**** Task inputs

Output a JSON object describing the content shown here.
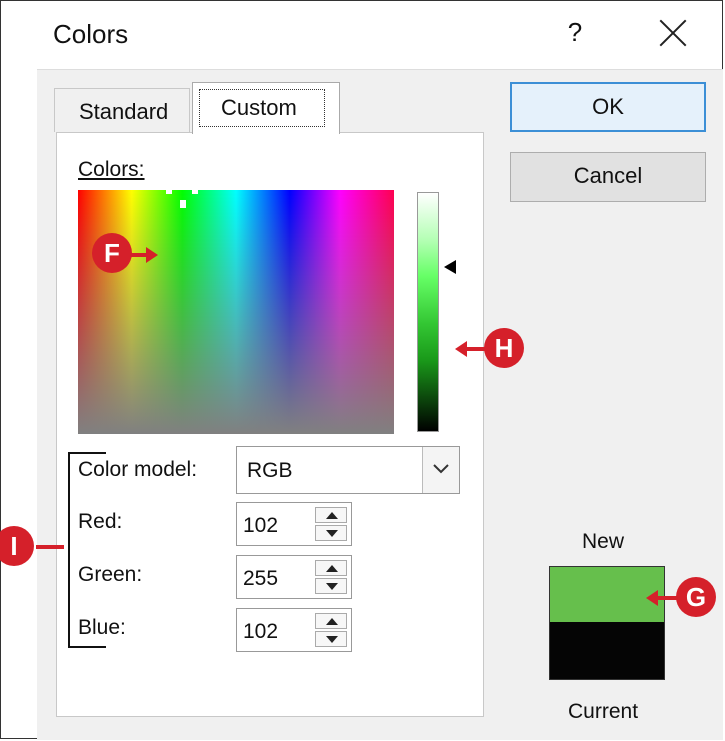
{
  "dialog": {
    "title": "Colors",
    "help_label": "?"
  },
  "tabs": [
    {
      "label": "Standard"
    },
    {
      "label": "Custom"
    }
  ],
  "custom": {
    "colors_label": "Colors:",
    "color_model": {
      "label": "Color model:",
      "value": "RGB"
    },
    "red": {
      "label": "Red:",
      "value": "102"
    },
    "green": {
      "label": "Green:",
      "value": "255"
    },
    "blue": {
      "label": "Blue:",
      "value": "102"
    }
  },
  "buttons": {
    "ok": "OK",
    "cancel": "Cancel"
  },
  "preview": {
    "new_label": "New",
    "current_label": "Current",
    "new_color": "#66bf4c",
    "current_color": "#050505"
  },
  "callouts": {
    "f": "F",
    "g": "G",
    "h": "H",
    "i": "I"
  },
  "colors": {
    "accent": "#d5202a",
    "ok_border": "#3c8fd6"
  }
}
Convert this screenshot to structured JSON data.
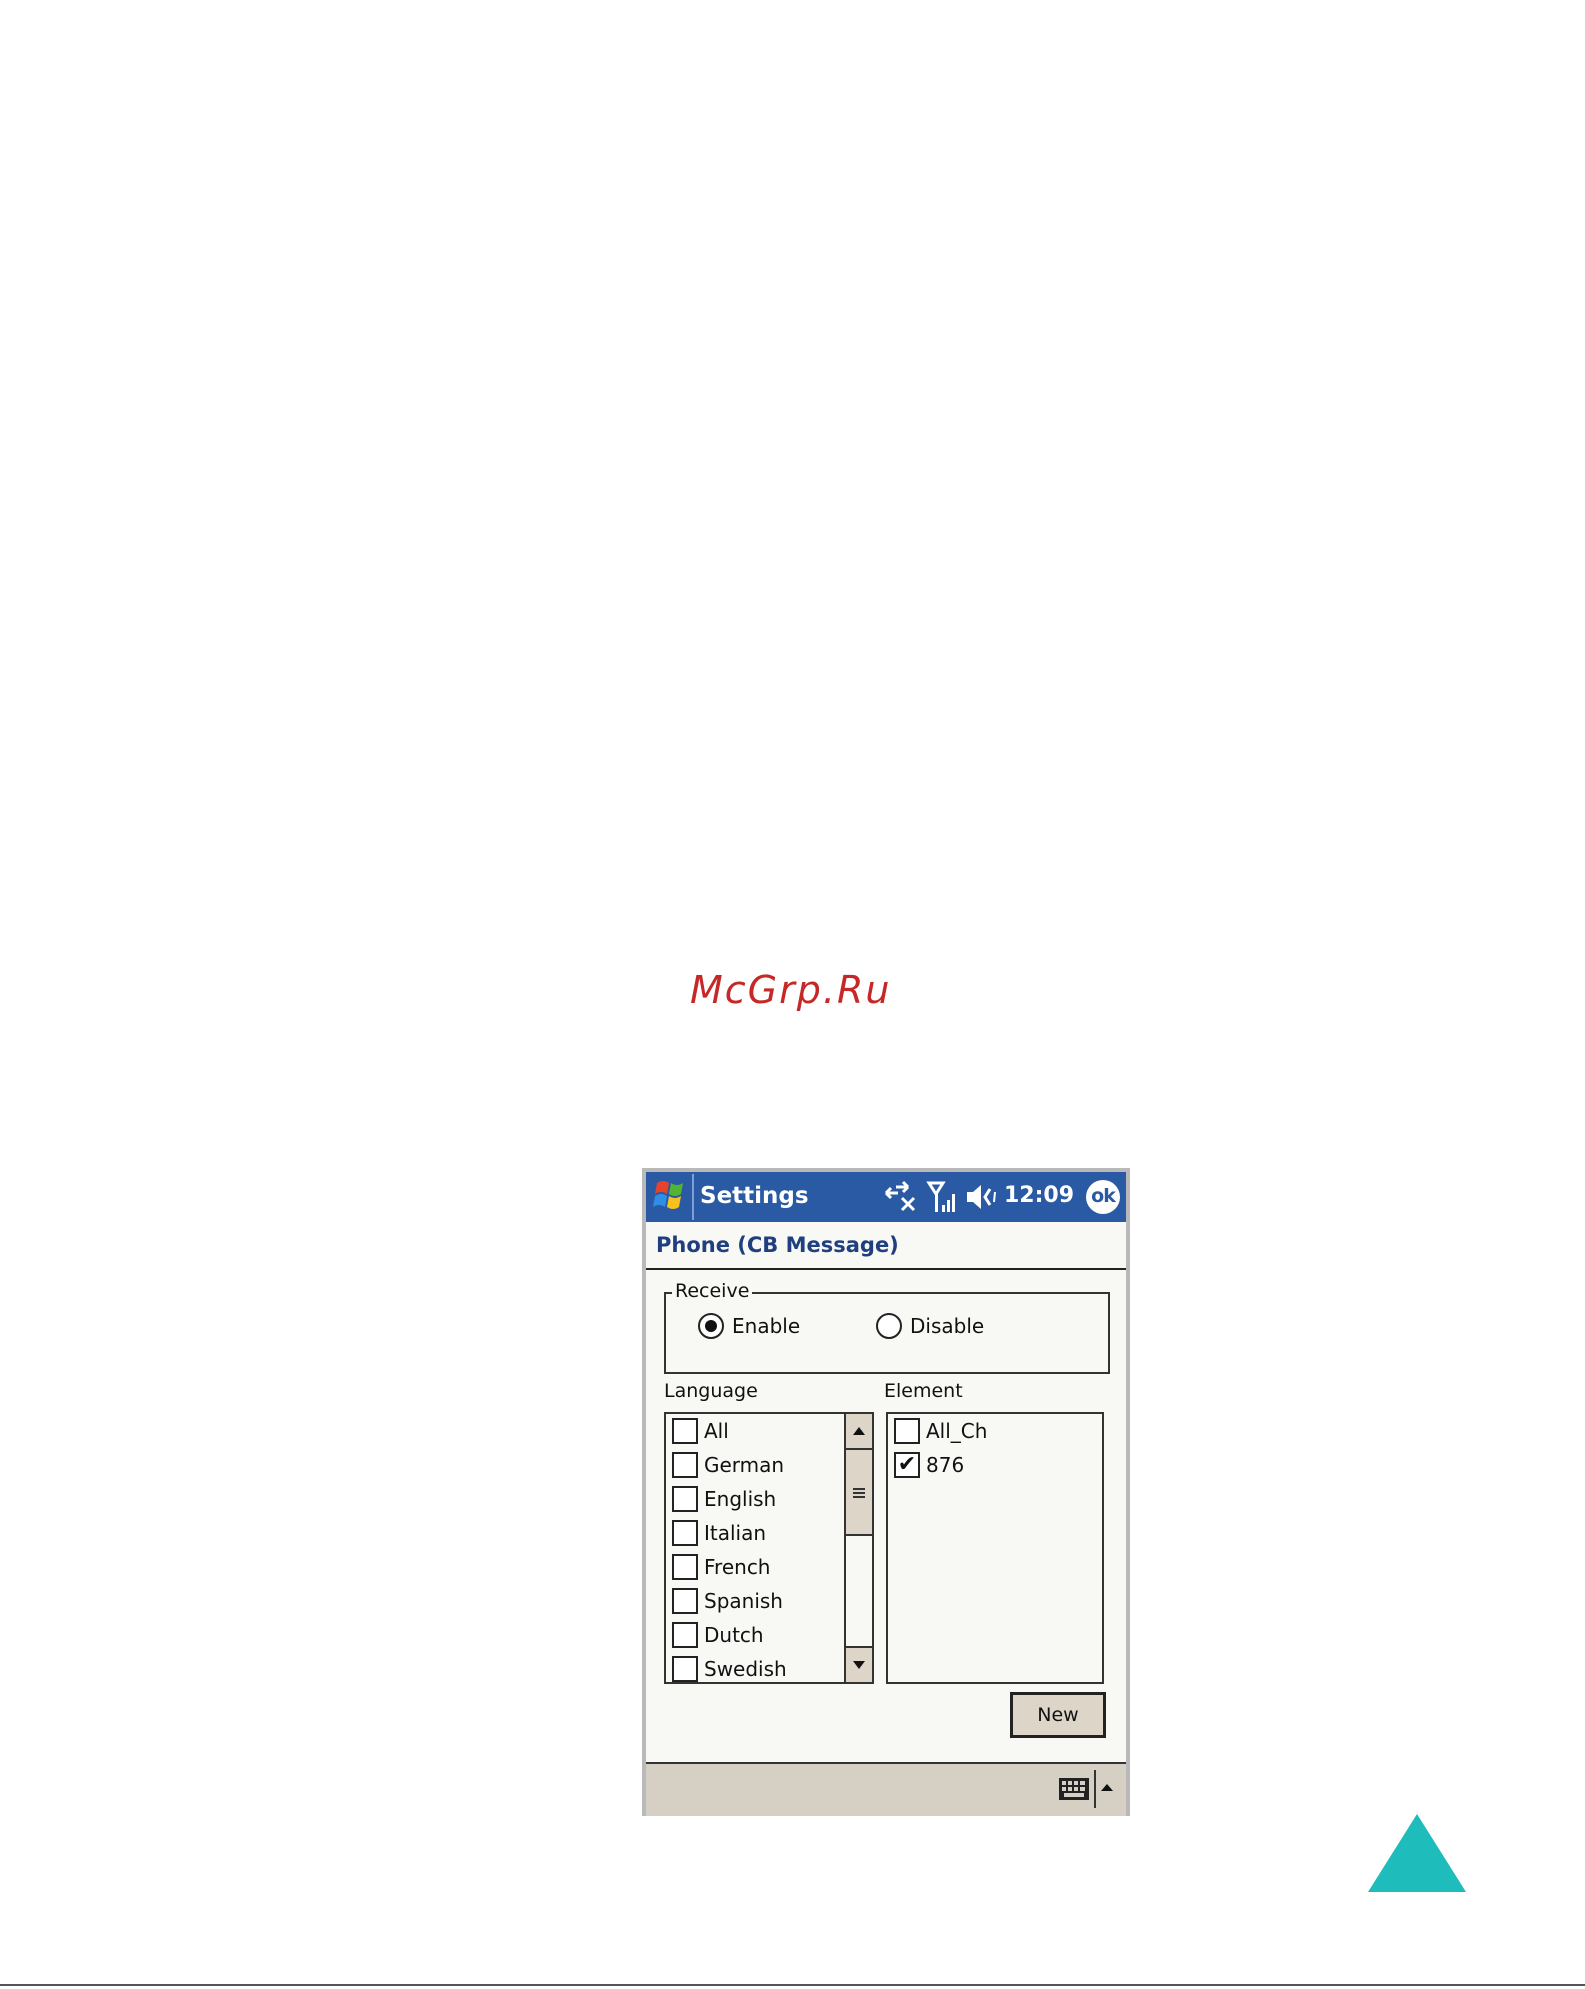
{
  "watermark": "McGrp.Ru",
  "window": {
    "title": "Settings",
    "time": "12:09",
    "ok_label": "ok",
    "icons": [
      "windows-start-icon",
      "connectivity-icon",
      "signal-icon",
      "volume-muted-icon"
    ]
  },
  "page": {
    "title": "Phone (CB Message)"
  },
  "receive": {
    "label": "Receive",
    "options": [
      {
        "label": "Enable",
        "selected": true
      },
      {
        "label": "Disable",
        "selected": false
      }
    ]
  },
  "language": {
    "label": "Language",
    "items": [
      {
        "label": "All",
        "checked": false
      },
      {
        "label": "German",
        "checked": false
      },
      {
        "label": "English",
        "checked": false
      },
      {
        "label": "Italian",
        "checked": false
      },
      {
        "label": "French",
        "checked": false
      },
      {
        "label": "Spanish",
        "checked": false
      },
      {
        "label": "Dutch",
        "checked": false
      },
      {
        "label": "Swedish",
        "checked": false
      }
    ]
  },
  "element": {
    "label": "Element",
    "items": [
      {
        "label": "All_Ch",
        "checked": false
      },
      {
        "label": "876",
        "checked": true
      }
    ]
  },
  "buttons": {
    "new_label": "New"
  },
  "colors": {
    "titlebar": "#2b5aa4",
    "watermark": "#c62828",
    "nav_triangle": "#1fbcbc",
    "menubar": "#d6cfc3"
  }
}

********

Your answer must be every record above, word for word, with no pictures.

Output a JSON object describing the content shown here.
{
  "dialog": {
    "title": "Colors",
    "help_label": "?"
  },
  "tabs": [
    {
      "label": "Standard"
    },
    {
      "label": "Custom"
    }
  ],
  "custom": {
    "colors_label": "Colors:",
    "color_model": {
      "label": "Color model:",
      "value": "RGB"
    },
    "red": {
      "label": "Red:",
      "value": "102"
    },
    "green": {
      "label": "Green:",
      "value": "255"
    },
    "blue": {
      "label": "Blue:",
      "value": "102"
    }
  },
  "buttons": {
    "ok": "OK",
    "cancel": "Cancel"
  },
  "preview": {
    "new_label": "New",
    "current_label": "Current",
    "new_color": "#66bf4c",
    "current_color": "#050505"
  },
  "callouts": {
    "f": "F",
    "g": "G",
    "h": "H",
    "i": "I"
  },
  "colors": {
    "accent": "#d5202a",
    "ok_border": "#3c8fd6"
  }
}
Convert this screenshot to structured JSON data.
{
  "watermark": "McGrp.Ru",
  "window": {
    "title": "Settings",
    "time": "12:09",
    "ok_label": "ok",
    "icons": [
      "windows-start-icon",
      "connectivity-icon",
      "signal-icon",
      "volume-muted-icon"
    ]
  },
  "page": {
    "title": "Phone (CB Message)"
  },
  "receive": {
    "label": "Receive",
    "options": [
      {
        "label": "Enable",
        "selected": true
      },
      {
        "label": "Disable",
        "selected": false
      }
    ]
  },
  "language": {
    "label": "Language",
    "items": [
      {
        "label": "All",
        "checked": false
      },
      {
        "label": "German",
        "checked": false
      },
      {
        "label": "English",
        "checked": false
      },
      {
        "label": "Italian",
        "checked": false
      },
      {
        "label": "French",
        "checked": false
      },
      {
        "label": "Spanish",
        "checked": false
      },
      {
        "label": "Dutch",
        "checked": false
      },
      {
        "label": "Swedish",
        "checked": false
      }
    ]
  },
  "element": {
    "label": "Element",
    "items": [
      {
        "label": "All_Ch",
        "checked": false
      },
      {
        "label": "876",
        "checked": true
      }
    ]
  },
  "buttons": {
    "new_label": "New"
  },
  "colors": {
    "titlebar": "#2b5aa4",
    "watermark": "#c62828",
    "nav_triangle": "#1fbcbc",
    "menubar": "#d6cfc3"
  }
}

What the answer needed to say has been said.